Tradies across Australia are contending with a challenging economic landscape, as new data suggests a mixed outlook for the construction industry. Despite a decline in new home builds, there is a hopeful sign with increased demand for renovation and repair work reflected in job requests, particularly on the country’s largest tradie marketplace, hipages.
During the past year, the home improvement platform has recorded an 8% rise in job requests from homeowners. Furthermore, hipages experienced an unprecedented surge in new memberships, with over 5,000 tradies signing on in January alone—the highest monthly increase since the marketplace’s inception two decades ago. These figures come against a backdrop of 37,120 new homes constructed in September, marking the lowest increase in Australia’s construction pipeline for over ten years.

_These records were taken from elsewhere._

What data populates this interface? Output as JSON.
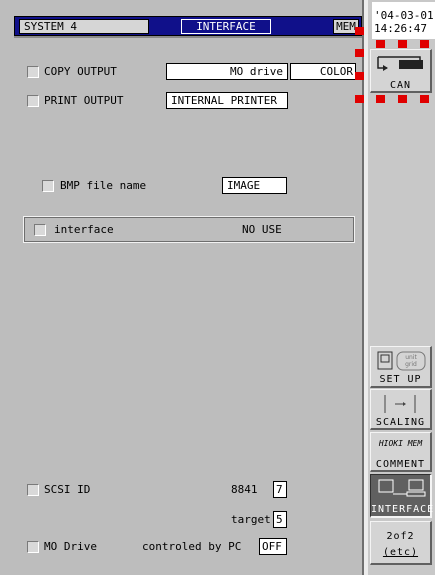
{
  "title_bar": {
    "system": "SYSTEM 4",
    "screen": "INTERFACE",
    "mem": "MEM"
  },
  "copy_output": {
    "label": "COPY OUTPUT",
    "device": "MO drive",
    "mode": "COLOR"
  },
  "print_output": {
    "label": "PRINT OUTPUT",
    "printer": "INTERNAL PRINTER"
  },
  "bmp": {
    "label": "BMP file name",
    "value": "IMAGE"
  },
  "interface": {
    "label": "interface",
    "value": "NO USE"
  },
  "scsi": {
    "label": "SCSI ID",
    "model": "8841",
    "model_value": "7",
    "target_label": "target",
    "target_value": "5"
  },
  "mo_drive": {
    "label": "MO Drive",
    "desc": "controled by PC",
    "value": "OFF"
  },
  "datetime": {
    "date": "'04-03-01",
    "time": "14:26:47"
  },
  "side_buttons": {
    "can": "CAN",
    "setup": "SET UP",
    "scaling": "SCALING",
    "comment": "COMMENT",
    "comment_icon": "HIOKI MEM",
    "interface": "INTERFACE",
    "page": "2of2",
    "etc": "(etc)"
  },
  "colors": {
    "title_bg": "#10108a",
    "selected": "#606060",
    "marker": "#e00000"
  }
}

Yet homeowners appear undaunted by the less-than-ideal circumstances, with 64% indicating plans to invest around $7,000 on average in renovations this year. This trend underscores a shift towards enhancing existing residences amidst a slump in new home construction.

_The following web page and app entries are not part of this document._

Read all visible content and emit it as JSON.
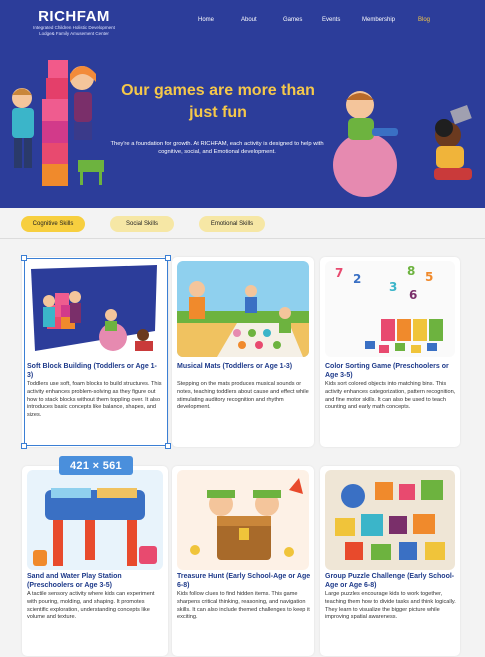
{
  "header": {
    "logo_title": "RICHFAM",
    "logo_subtitle": "Integrated Children Holistic Development Lodge& Family Amusement Center",
    "nav": [
      "Home",
      "About",
      "Games",
      "Events",
      "Membership",
      "Blog"
    ],
    "active_nav": "Blog"
  },
  "hero": {
    "headline_line1": "Our games are more than",
    "headline_line2": "just fun",
    "subtext": "They're a foundation for growth. At RICHFAM, each activity is designed to help with cognitive, social, and Emotional development."
  },
  "tabs": [
    {
      "label": "Cognitive Skills",
      "active": true
    },
    {
      "label": "Social Skills",
      "active": false
    },
    {
      "label": "Emotional Skills",
      "active": false
    }
  ],
  "cards": [
    {
      "title": "Soft Block Building (Toddlers or Age 1-3)",
      "desc": "Toddlers use soft, foam blocks to build structures. This activity enhances problem-solving as they figure out how to stack blocks without them toppling over. It also introduces basic concepts like balance, shapes, and sizes.",
      "image": "soft-blocks-illustration"
    },
    {
      "title": "Musical Mats (Toddlers  or Age 1-3)",
      "desc": "Stepping on the mats produces musical sounds or notes, teaching toddlers about cause and effect while stimulating auditory recognition and rhythm development.",
      "image": "musical-mats-illustration"
    },
    {
      "title": "Color Sorting Game (Preschoolers  or Age 3-5)",
      "desc": "Kids sort colored objects into matching bins. This activity enhances categorization, pattern recognition, and fine motor skills. It can also be used to teach counting and early math concepts.",
      "image": "color-sorting-photo"
    },
    {
      "title": "Sand and Water Play Station (Preschoolers or Age 3-5)",
      "desc": "A tactile sensory activity where kids can experiment with pouring, molding, and shaping. It promotes scientific exploration, understanding concepts like volume and texture.",
      "image": "sand-water-table-photo"
    },
    {
      "title": "Treasure Hunt (Early School-Age or Age 6-8)",
      "desc": "Kids follow clues to find hidden items. This game sharpens critical thinking, reasoning, and navigation skills. It can also include themed challenges to keep it exciting.",
      "image": "treasure-hunt-illustration"
    },
    {
      "title": "Group Puzzle Challenge (Early School-Age or Age 6-8)",
      "desc": "Large puzzles encourage kids to work together, teaching them how to divide tasks and think logically. They learn to visualize the bigger picture while improving spatial awareness.",
      "image": "puzzle-pieces-photo"
    }
  ],
  "selection": {
    "dimensions_label": "421 × 561"
  },
  "colors": {
    "hero_bg": "#2c3d9a",
    "accent_yellow": "#f5c84a",
    "title_blue": "#1e3a8a",
    "selection_blue": "#3b7fd4"
  }
}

Roby Sharon-Zipser, CEO of hipages Group, acknowledged the hardships faced due to the downturn in larger construction firms but remained optimistic. “Construction companies folding means that creating a new homeland, achieving new home targets and supporting housing affordability, will be challenging to achieve,” he noted. However, he highlighted a silver lining, encouraging tradies to capitalize on the current situation: “However, the work is still out there and we want to encourage tradies across all industries to make the most of it.”
The recent findings and statements from industry leaders paint a complex picture: while the traditional pathways in the building industry may be fraught with difficulties, alternative opportunities in the renovation sector are emerging for Australian tradespeople. Despite the headwinds confronting new home construction, the enduring strength of domestic investment in home improvements could offer a vital lifeline for tradies ready to adapt to market shifts.